Camera then moved to amend Section 15-11-8 of the law to state that the Chief has to explain his decision regarding discipline. He offered the amendment as simplifying the section’s language. However, after it was pointed out that the Chief wouldn’t have to explain his reasoning for reaching a discipline decision different than the PRB, Camera offered an amendment to add back in language that read “…including how it may differ from the PRB recommendation. Valentino asked at this point if the amendment wasn’t basically the same provision that they had begun with. Camera responded that it was “clearer”, which lead Valentino to laugh, but the amendment and the motion passed with only Noone, Gaglianese, and Pealer voting no.
The Council also approved unanimously an amendment to require the PRB to undergo training on New York’s Open Meeting Law since all of the PRB’s meetings must be conducted in accordance with this law.
Pruett also moved to have the PRB refer possible criminal conduct back to the Council for the Council to refer out to the appropriate agency. However, City Attorney Emil Bove, Jr. indicated that he didn’t see any problem with the way the law was drafted and stated that he did not recommend Pruett’s amendment. Consequently, the Council voted unanimously to reject this motion.

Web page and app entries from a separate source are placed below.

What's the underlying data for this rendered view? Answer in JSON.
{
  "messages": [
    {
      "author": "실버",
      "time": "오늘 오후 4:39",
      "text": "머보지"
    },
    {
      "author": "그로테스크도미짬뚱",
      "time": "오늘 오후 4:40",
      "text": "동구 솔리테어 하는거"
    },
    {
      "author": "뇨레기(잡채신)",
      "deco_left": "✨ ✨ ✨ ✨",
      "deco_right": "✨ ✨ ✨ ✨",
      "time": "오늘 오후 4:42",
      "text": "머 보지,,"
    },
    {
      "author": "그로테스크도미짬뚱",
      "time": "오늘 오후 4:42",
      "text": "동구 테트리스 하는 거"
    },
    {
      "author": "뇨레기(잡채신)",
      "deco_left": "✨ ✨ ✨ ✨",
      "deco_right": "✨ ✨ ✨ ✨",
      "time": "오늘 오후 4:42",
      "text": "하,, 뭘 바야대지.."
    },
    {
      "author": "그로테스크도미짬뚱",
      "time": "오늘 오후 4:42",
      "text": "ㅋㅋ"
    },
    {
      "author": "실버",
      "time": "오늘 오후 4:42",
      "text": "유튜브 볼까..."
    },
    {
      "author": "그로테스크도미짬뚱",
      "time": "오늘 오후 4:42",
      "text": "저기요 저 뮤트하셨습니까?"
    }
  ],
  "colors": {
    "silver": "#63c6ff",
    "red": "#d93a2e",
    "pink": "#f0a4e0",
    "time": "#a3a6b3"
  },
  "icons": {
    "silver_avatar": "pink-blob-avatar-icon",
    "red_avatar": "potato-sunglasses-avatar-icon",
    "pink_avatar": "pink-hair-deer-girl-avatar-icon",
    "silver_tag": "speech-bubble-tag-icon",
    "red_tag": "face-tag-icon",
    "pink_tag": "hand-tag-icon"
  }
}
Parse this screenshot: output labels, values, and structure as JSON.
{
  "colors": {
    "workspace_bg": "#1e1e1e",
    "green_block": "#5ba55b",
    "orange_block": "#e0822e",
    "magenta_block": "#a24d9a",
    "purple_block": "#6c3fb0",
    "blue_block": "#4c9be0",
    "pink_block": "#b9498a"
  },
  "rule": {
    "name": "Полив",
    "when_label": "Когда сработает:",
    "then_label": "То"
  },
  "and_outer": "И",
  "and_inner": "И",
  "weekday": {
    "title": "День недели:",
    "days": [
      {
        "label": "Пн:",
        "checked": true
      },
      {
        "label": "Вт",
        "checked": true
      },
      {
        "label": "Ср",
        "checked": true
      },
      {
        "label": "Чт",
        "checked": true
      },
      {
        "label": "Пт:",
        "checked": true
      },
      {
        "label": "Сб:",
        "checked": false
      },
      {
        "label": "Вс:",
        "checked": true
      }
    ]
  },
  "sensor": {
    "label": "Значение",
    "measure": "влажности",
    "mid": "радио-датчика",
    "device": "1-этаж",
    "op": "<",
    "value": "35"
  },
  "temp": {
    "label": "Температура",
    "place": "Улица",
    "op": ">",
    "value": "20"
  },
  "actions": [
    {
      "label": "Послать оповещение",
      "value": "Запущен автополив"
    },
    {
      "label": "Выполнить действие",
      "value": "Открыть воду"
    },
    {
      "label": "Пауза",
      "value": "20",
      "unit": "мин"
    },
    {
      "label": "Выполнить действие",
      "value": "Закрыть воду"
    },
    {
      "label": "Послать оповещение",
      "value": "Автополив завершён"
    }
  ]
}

The Council spent time discussing several other issues regarding the PRB, including the issue of anonymous complaints, but took no other actions on the law. At the conclusion of the meeting, Bove pointed out that the PRB law could be subject to a mandatory referendum as was Rochester’s Police Accountability Board law. This comment set off a firestorm of overlapping comments by Councilors. Salamendra was the most vocal and stated that other attorneys had not felt this was necessary. Others also tried to state that the referendum issue should have been brought up much earlier. At which point Valentino called for a motion to adjourn stating that if he didn’t get one he would end the meeting. Pealer moved to adjourn and Valentino called for all those in favor. Although it didn’t sound like anyone actually voted and Valentino never called for anyone opposed to the motion, he ended the meeting and the live YouTube feed was immediately ended.